SUPPLIED MATERIAL:
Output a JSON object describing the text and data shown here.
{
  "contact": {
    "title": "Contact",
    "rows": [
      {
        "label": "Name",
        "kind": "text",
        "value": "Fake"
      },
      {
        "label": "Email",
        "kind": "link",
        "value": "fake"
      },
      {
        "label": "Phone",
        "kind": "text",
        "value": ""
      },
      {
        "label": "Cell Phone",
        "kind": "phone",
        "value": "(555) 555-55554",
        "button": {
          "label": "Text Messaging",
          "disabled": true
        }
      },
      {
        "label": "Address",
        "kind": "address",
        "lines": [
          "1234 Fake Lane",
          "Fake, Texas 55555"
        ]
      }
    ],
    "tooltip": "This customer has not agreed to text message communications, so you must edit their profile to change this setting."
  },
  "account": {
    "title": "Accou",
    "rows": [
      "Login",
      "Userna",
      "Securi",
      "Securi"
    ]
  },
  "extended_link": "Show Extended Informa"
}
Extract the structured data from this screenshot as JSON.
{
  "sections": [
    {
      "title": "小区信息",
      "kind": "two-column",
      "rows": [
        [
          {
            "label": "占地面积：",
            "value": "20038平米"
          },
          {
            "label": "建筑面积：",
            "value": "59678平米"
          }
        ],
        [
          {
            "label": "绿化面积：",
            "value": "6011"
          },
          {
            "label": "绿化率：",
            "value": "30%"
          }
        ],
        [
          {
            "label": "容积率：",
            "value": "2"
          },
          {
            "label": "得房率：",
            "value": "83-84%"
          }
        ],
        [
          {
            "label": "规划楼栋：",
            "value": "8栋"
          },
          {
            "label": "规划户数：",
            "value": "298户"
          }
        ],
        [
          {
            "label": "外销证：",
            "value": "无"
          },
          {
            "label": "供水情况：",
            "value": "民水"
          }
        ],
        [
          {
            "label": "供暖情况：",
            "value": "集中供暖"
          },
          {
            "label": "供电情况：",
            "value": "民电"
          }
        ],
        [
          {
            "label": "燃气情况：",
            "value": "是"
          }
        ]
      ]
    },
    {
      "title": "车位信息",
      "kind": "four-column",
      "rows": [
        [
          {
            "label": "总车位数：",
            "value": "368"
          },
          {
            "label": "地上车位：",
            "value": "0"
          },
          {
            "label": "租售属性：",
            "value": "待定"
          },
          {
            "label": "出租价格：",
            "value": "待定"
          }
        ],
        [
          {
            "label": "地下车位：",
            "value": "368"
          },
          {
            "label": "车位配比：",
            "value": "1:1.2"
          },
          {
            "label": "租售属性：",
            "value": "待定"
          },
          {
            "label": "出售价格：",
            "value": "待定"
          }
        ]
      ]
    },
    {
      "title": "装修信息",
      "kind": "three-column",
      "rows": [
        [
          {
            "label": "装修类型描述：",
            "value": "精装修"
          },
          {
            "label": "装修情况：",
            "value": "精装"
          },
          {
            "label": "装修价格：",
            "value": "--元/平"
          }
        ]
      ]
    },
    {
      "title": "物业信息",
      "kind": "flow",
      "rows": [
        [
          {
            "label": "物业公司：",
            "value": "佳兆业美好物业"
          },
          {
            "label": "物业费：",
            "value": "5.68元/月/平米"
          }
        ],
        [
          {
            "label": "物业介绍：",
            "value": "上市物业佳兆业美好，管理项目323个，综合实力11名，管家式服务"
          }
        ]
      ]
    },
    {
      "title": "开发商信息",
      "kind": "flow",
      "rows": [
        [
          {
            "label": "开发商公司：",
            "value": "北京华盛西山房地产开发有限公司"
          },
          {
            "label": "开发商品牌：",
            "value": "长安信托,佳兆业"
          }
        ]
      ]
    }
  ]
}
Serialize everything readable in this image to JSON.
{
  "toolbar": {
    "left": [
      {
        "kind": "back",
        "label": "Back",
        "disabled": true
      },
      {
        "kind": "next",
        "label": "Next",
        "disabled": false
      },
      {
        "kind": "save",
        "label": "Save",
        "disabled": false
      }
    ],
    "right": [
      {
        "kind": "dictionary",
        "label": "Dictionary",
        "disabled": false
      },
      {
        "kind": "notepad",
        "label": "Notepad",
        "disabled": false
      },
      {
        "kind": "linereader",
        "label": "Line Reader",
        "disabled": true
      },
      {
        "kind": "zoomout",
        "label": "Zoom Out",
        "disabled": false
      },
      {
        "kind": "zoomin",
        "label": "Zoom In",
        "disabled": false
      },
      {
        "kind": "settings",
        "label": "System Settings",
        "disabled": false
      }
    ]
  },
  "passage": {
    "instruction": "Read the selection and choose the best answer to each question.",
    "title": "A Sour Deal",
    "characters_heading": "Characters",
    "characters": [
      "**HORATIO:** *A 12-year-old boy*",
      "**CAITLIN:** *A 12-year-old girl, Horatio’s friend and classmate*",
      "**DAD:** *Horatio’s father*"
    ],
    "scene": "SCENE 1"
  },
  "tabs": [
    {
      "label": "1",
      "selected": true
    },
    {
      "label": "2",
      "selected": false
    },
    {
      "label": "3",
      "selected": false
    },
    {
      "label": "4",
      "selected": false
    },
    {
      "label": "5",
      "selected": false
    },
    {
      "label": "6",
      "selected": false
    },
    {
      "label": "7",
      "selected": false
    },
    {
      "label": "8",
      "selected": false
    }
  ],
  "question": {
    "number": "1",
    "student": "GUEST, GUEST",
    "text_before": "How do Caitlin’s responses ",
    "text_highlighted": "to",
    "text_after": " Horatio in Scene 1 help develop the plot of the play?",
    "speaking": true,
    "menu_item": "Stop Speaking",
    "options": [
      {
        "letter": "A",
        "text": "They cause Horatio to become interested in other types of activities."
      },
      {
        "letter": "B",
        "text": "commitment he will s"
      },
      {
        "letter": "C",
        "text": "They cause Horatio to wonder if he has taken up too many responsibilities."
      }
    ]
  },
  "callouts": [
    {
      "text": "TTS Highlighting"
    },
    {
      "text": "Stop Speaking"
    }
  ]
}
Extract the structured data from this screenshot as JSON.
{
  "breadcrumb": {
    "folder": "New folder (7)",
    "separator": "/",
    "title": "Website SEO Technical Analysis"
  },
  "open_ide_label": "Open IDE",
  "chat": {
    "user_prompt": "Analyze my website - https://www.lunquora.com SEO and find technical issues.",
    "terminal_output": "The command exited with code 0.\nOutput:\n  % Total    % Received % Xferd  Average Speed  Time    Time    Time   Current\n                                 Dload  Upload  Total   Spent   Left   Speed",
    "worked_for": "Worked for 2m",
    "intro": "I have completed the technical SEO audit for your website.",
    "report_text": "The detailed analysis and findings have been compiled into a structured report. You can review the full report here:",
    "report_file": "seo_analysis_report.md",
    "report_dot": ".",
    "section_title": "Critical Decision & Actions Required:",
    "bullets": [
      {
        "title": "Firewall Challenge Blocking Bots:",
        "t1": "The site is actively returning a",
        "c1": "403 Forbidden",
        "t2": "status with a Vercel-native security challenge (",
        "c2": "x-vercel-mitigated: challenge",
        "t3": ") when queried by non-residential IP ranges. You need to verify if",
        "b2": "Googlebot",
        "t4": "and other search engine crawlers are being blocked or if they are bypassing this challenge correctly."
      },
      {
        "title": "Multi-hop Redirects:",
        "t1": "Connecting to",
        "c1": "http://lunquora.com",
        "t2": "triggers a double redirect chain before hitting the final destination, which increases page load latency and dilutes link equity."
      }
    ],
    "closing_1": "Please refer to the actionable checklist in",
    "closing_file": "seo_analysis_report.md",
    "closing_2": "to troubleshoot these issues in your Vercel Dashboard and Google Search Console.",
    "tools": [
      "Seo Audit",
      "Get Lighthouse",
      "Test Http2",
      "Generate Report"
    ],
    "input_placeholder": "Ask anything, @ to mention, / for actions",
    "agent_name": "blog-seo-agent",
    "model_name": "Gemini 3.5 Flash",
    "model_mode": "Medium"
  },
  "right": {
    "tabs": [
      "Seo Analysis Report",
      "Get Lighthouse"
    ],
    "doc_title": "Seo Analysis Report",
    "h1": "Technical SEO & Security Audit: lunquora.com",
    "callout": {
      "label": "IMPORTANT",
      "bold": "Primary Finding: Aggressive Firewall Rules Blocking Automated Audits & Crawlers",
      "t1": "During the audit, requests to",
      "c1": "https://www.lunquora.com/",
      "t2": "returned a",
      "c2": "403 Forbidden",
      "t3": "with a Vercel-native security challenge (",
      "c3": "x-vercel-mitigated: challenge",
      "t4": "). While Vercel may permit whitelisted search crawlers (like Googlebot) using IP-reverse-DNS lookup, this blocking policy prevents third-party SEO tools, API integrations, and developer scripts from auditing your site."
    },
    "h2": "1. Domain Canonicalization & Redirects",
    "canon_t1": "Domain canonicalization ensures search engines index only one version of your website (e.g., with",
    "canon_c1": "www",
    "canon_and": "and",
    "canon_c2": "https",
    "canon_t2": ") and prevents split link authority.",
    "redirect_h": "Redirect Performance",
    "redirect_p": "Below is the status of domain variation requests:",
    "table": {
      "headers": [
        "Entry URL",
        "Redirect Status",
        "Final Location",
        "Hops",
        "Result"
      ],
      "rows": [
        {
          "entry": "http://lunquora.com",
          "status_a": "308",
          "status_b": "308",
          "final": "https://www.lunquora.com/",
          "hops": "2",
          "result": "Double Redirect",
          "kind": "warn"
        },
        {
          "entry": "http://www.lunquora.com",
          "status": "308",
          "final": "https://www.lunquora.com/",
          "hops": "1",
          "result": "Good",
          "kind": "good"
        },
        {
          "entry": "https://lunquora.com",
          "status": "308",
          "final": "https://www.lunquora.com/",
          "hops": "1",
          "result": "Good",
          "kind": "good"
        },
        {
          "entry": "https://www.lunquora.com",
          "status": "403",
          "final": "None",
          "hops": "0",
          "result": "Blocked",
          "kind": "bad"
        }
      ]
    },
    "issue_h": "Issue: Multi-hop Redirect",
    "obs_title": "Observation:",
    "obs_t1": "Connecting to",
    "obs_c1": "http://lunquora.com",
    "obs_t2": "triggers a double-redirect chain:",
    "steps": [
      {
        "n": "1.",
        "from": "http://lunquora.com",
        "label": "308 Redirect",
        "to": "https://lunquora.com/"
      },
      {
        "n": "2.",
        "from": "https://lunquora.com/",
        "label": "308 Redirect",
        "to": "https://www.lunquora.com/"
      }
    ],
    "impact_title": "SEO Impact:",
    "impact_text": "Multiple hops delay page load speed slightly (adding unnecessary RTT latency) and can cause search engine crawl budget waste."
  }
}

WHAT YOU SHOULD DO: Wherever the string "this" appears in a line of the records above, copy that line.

SOLUTION BELOW:
    "tooltip": "This customer has not agreed to text message communications, so you must edit their profile to change this setting."
Extract the structured data from this screenshot as JSON.
Serialize everything readable in this image to JSON.
Extract the structured data from this screenshot as JSON.
        "t4": "and other search engine crawlers are being blocked or if they are bypassing this challenge correctly."
      "t4": "). While Vercel may permit whitelisted search crawlers (like Googlebot) using IP-reverse-DNS lookup, this blocking policy prevents third-party SEO tools, API integrations, and developer scripts from auditing your site."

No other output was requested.